Portugal's property market continues to expand at double digit rates
Lisbon - AFP
Portugal's property market continues to expand at double digit rates thanks to foreign buyers, including China's new wealthy, despite a corruption scandal over visas used to lure in rich non-Europeans.
More than one in five residences sold in Portugal last year was bought by a foreigner, according to provisional data by the Portugese Real Estate Agents Association.
Britons were in top place among the 23,000 buyers, followed by Chinese and French.
"The property market grew by between 9 and 15 percent in 2014," said the head of the association, Luis Lima.
"If it hadn't been for the Banco Espirito Santo debacle and the golden visas scandal it would have been 25 percent," he added.
The collapse of BES amid suspicions of multinational accounting fraud and the visa scandal that saw senior officials resign raised concerns about the integrity of the market.
However Portugal's warm climate, low property prices and tax breaks for European retirees continued to pull in many buyers.
"We've seen a small drop in demand from the Chinese since the visa scandal in November, but the number of French moving into Portugal has exploded," said Miguel Poisson, director of the ERA real estate agency network in Portugal.
In fact Portugal has now dethroned Morocco as the top foreign destination for French retirees.
Serge Pasquier, a 75-year-old former businessman was among the 3,680 French buyers in Portugal last year.
"I sold my furniture store and my 90-square-metre (970-square-feet) apartment in Saint-Mande outside Paris and bought a 300-square-metre apartment with an ocean view near Lisbon for much less," he said.
"The climate is very nice, the cost of living is considerably less and you feel safe. I don't regret my choice," said Pasquier, who is married to a Portuguese woman.
Not only is the climate attractive, but the prices are as well. Property prices slumped by a third after Portugal was tripped up in the eurozone debt crisis and needed to be bailed out by the EU and IMF.
The 78-billion-euro loan came with unprecedented austerity measures that slashed public sector salaries and pensions while raising taxes by 30 percent. As unemployment soared to 17.5 percent in 2013, the property market was in a morose state.
Foreign retirees are not the only ones who have taken advantage -- Chinese and Brazilian investors have as well.
But the flood of foreign buyers has also "helped increase the prices of nice apartments in Lisbon and the Algarve" region along the southern coast, said Pascal Goncalves, head of the Maison au Portugal real estate agency.
- Seaside villas -
The Chinese, like the French, have a taste for houses with pools in the coastal resort town of Cascais just a short drive from the capital Lisbon, as well as seaside villas in the south of the country.
But their tastes diverge when it comes to Lisbon: the French opt for renovated apartments, preferably with a view of the Tagus river, while the Chinese choose new apartments in ultramodern buildings.
Portugal has been trying to lure in China's new well-off class by offering them residence permits that allow them to travel freely throughout most of Europe.
Under the scheme, foreign investors buying property worth 500,000 euros ($566,000) or more and keeping it for at least five years receive residency rights in Portugal.
The residence permits, dubbed "golden visas", also allow their holders to travel without visas throughout the 26 European nations in the borderless Schengen zone.
Since its launch, the scheme has raked in more than 1.2 billion euros.

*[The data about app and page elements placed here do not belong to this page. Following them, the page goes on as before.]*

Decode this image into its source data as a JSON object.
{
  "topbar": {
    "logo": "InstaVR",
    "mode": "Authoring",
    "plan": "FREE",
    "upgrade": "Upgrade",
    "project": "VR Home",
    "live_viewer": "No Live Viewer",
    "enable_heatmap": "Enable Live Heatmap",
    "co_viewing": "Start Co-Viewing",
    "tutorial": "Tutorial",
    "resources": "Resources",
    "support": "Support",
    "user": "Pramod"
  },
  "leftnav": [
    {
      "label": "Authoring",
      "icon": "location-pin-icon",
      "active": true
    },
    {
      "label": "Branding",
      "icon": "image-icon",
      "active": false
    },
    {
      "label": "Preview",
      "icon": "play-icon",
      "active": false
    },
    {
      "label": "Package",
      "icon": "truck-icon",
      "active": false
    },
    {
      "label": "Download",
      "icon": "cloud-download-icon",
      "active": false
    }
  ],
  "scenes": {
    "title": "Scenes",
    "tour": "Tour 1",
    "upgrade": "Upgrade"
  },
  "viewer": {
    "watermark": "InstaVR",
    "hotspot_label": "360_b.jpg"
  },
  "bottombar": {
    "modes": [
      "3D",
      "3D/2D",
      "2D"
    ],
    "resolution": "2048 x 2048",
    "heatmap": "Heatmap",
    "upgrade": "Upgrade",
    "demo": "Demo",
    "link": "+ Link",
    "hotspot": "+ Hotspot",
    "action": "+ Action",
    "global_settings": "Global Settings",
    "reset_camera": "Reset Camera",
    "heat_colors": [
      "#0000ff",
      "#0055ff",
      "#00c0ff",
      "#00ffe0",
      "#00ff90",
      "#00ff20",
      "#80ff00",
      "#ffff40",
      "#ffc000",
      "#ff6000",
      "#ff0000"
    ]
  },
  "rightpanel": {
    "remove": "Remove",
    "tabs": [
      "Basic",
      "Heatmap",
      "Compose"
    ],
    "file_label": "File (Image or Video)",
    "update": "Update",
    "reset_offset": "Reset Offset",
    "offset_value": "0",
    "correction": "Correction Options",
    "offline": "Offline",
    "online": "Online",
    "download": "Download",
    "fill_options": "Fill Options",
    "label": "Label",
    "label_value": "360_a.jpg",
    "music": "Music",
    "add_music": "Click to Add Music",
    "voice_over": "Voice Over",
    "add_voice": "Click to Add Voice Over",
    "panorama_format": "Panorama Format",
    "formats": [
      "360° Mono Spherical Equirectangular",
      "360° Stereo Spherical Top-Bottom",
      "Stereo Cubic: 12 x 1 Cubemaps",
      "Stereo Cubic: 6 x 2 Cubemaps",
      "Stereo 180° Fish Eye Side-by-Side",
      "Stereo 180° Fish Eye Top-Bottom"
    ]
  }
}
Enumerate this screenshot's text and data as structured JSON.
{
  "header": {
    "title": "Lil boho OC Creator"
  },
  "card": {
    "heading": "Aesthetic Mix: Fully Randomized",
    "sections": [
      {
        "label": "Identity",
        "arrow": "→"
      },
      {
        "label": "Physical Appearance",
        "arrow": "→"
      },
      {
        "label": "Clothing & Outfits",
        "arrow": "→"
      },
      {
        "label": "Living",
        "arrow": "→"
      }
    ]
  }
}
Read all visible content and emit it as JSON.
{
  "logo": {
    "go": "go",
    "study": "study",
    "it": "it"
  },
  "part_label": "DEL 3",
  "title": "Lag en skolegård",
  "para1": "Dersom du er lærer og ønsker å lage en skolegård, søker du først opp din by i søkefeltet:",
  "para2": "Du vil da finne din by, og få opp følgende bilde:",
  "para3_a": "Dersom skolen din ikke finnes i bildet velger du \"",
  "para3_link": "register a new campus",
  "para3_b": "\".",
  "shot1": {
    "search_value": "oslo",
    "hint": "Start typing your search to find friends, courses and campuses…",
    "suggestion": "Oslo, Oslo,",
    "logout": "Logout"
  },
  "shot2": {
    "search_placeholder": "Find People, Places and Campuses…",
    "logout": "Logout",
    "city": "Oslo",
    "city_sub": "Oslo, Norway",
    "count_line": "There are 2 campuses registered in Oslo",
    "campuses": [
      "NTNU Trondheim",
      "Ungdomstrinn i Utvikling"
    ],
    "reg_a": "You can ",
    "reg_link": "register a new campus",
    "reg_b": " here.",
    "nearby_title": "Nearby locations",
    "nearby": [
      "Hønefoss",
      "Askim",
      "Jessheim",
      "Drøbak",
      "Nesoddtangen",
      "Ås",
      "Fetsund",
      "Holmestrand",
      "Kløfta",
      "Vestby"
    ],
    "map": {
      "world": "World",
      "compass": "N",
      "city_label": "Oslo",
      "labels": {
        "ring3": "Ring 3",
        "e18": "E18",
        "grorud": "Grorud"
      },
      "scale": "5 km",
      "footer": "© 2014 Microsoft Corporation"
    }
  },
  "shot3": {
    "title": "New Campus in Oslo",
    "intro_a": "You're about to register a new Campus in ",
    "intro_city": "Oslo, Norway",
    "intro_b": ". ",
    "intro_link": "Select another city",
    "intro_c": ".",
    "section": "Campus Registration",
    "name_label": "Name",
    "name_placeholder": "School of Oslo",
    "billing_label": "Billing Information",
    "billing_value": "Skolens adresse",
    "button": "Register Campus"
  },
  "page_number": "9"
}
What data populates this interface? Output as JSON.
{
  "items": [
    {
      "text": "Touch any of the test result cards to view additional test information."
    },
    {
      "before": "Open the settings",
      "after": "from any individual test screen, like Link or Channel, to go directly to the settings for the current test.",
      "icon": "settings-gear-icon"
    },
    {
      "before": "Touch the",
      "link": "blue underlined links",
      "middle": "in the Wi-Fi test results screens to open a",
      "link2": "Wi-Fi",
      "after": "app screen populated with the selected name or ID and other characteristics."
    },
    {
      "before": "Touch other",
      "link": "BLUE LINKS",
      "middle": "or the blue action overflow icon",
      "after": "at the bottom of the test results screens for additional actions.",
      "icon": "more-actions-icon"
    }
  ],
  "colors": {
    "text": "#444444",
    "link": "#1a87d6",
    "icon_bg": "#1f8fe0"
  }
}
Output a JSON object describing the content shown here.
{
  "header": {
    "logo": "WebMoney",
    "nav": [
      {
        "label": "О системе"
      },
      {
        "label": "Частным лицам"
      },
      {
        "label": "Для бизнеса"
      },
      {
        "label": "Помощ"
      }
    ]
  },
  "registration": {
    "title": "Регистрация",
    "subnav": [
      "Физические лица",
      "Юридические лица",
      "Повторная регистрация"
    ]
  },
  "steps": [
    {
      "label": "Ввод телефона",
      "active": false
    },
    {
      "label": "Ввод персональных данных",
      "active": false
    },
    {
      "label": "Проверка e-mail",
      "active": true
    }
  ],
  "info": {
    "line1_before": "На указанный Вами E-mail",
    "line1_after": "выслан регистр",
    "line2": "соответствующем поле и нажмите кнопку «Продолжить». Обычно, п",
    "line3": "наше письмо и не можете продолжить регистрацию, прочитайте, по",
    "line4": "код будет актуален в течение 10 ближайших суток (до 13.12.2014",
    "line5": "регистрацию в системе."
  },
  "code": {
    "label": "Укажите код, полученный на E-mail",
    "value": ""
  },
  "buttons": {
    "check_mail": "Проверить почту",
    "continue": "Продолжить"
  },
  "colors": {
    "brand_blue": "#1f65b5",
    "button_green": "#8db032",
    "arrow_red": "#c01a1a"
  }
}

A total of 2,022 golden visas have been granted, mostly to Chinese nationals.
However that programme received a serious setback in November when 11 people including senior officials were arrested as part of a corruption and money laundering.
They were suspected of colluding to inflate prices so properties would qualify for the golden visas. Several Chinese filed complaints they were duped.
"When there is a lot of money in play the temptation to enrich oneself is great," said Domingos Amaral, an economics professor at the Catholic University of Portugal.
He doesn't believe the scandal will damage property investment in the long term, a view shared by real estate agents.
"The visa scandal has certainly slowed the recovery of the market and harmed investor confidence, but real estate should continue to stimulate the Portuguese economy in 2015," said Lima.